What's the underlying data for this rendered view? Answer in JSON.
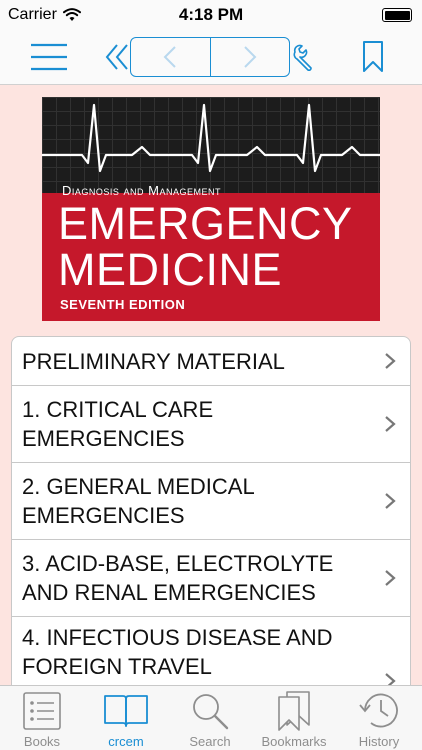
{
  "status_bar": {
    "carrier": "Carrier",
    "time": "4:18 PM",
    "battery_level": 1.0
  },
  "nav_bar": {
    "icons": [
      "menu-icon",
      "double-chevron-left-icon",
      "chevron-left-icon",
      "chevron-right-icon",
      "wrench-icon",
      "bookmark-icon"
    ],
    "accent_color": "#1a8ed3"
  },
  "cover": {
    "subtitle": "Diagnosis and Management",
    "title_line1": "EMERGENCY",
    "title_line2": "MEDICINE",
    "edition": "SEVENTH EDITION",
    "colors": {
      "red": "#c5182b",
      "dark": "#1c1c1c"
    }
  },
  "toc": {
    "items": [
      {
        "label": "PRELIMINARY MATERIAL"
      },
      {
        "label": "1. CRITICAL CARE EMERGENCIES"
      },
      {
        "label": "2. GENERAL MEDICAL EMERGENCIES"
      },
      {
        "label": "3. ACID-BASE, ELECTROLYTE AND RENAL EMERGENCIES"
      },
      {
        "label": "4. INFECTIOUS DISEASE AND FOREIGN TRAVEL"
      }
    ]
  },
  "tab_bar": {
    "tabs": [
      {
        "label": "Books",
        "icon": "list-icon"
      },
      {
        "label": "crcem",
        "icon": "open-book-icon",
        "active": true
      },
      {
        "label": "Search",
        "icon": "search-icon"
      },
      {
        "label": "Bookmarks",
        "icon": "bookmarks-icon"
      },
      {
        "label": "History",
        "icon": "clock-icon"
      }
    ]
  },
  "colors": {
    "background": "#fde4e0",
    "accent": "#1a8ed3",
    "inactive": "#8e8e8e"
  }
}
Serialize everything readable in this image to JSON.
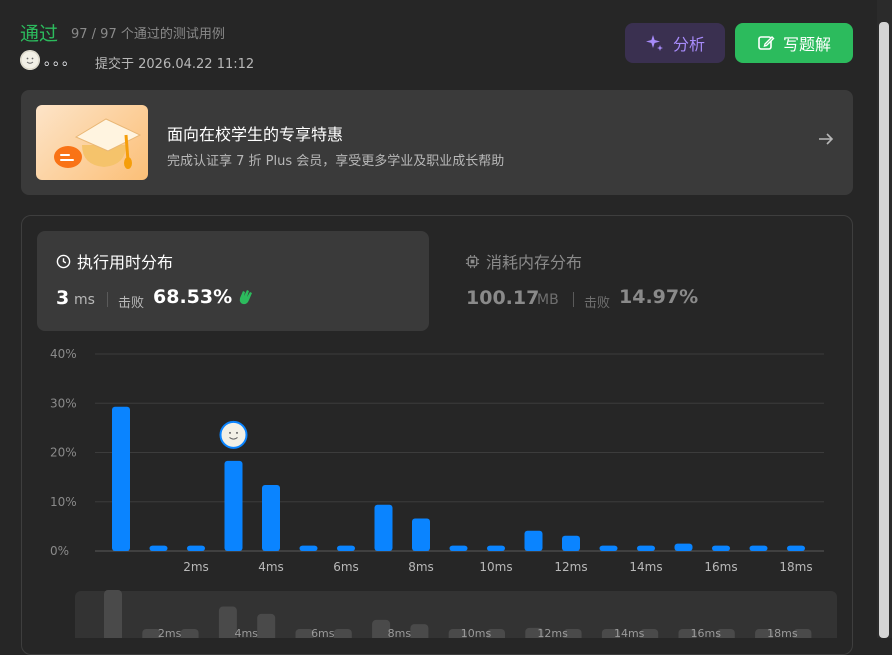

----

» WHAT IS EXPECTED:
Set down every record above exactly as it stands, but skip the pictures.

» RESPONSE TO THE EXERCISE:
What's the underlying data for this rendered view? Answer in JSON.
{
  "status_bar": {
    "carrier": "Carrier",
    "time": "4:18 PM",
    "battery_level": 1.0
  },
  "nav_bar": {
    "icons": [
      "menu-icon",
      "double-chevron-left-icon",
      "chevron-left-icon",
      "chevron-right-icon",
      "wrench-icon",
      "bookmark-icon"
    ],
    "accent_color": "#1a8ed3"
  },
  "cover": {
    "subtitle": "Diagnosis and Management",
    "title_line1": "EMERGENCY",
    "title_line2": "MEDICINE",
    "edition": "SEVENTH EDITION",
    "colors": {
      "red": "#c5182b",
      "dark": "#1c1c1c"
    }
  },
  "toc": {
    "items": [
      {
        "label": "PRELIMINARY MATERIAL"
      },
      {
        "label": "1. CRITICAL CARE EMERGENCIES"
      },
      {
        "label": "2. GENERAL MEDICAL EMERGENCIES"
      },
      {
        "label": "3. ACID-BASE, ELECTROLYTE AND RENAL EMERGENCIES"
      },
      {
        "label": "4. INFECTIOUS DISEASE AND FOREIGN TRAVEL"
      }
    ]
  },
  "tab_bar": {
    "tabs": [
      {
        "label": "Books",
        "icon": "list-icon"
      },
      {
        "label": "crcem",
        "icon": "open-book-icon",
        "active": true
      },
      {
        "label": "Search",
        "icon": "search-icon"
      },
      {
        "label": "Bookmarks",
        "icon": "bookmarks-icon"
      },
      {
        "label": "History",
        "icon": "clock-icon"
      }
    ]
  },
  "colors": {
    "background": "#fde4e0",
    "accent": "#1a8ed3",
    "inactive": "#8e8e8e"
  }
}
Serialize everything readable in this image to JSON.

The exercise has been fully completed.